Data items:
╭──
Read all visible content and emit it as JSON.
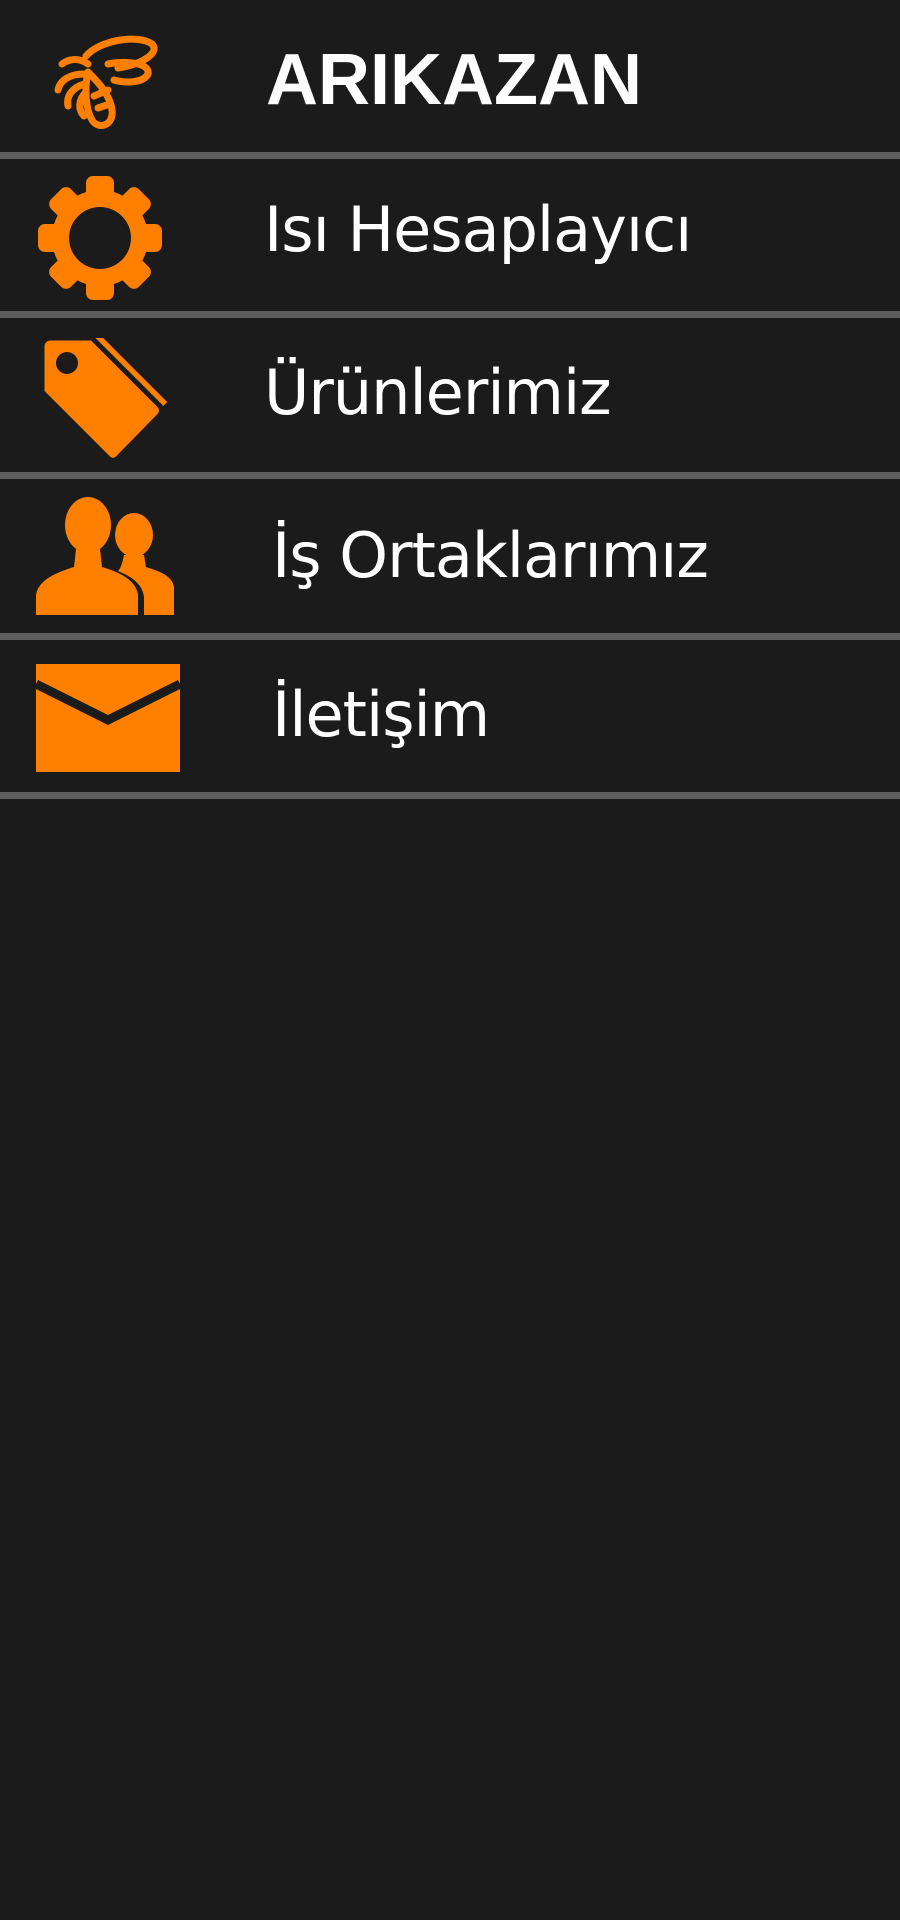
{
  "header": {
    "title": "ARIKAZAN",
    "logo_icon": "bee-icon"
  },
  "menu": {
    "items": [
      {
        "label": "Isı Hesaplayıcı",
        "icon": "gear-icon"
      },
      {
        "label": "Ürünlerimiz",
        "icon": "tags-icon"
      },
      {
        "label": "İş Ortaklarımız",
        "icon": "users-icon"
      },
      {
        "label": "İletişim",
        "icon": "envelope-icon"
      }
    ]
  },
  "colors": {
    "background": "#1b1b1b",
    "accent": "#ff7f00",
    "divider": "#5d5d5d",
    "text": "#ffffff"
  }
}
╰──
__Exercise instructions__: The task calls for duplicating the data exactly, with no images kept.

__Answer section__:
Read all visible content and emit it as JSON.
{
  "header": {
    "title": "ARIKAZAN",
    "logo_icon": "bee-icon"
  },
  "menu": {
    "items": [
      {
        "label": "Isı Hesaplayıcı",
        "icon": "gear-icon"
      },
      {
        "label": "Ürünlerimiz",
        "icon": "tags-icon"
      },
      {
        "label": "İş Ortaklarımız",
        "icon": "users-icon"
      },
      {
        "label": "İletişim",
        "icon": "envelope-icon"
      }
    ]
  },
  "colors": {
    "background": "#1b1b1b",
    "accent": "#ff7f00",
    "divider": "#5d5d5d",
    "text": "#ffffff"
  }
}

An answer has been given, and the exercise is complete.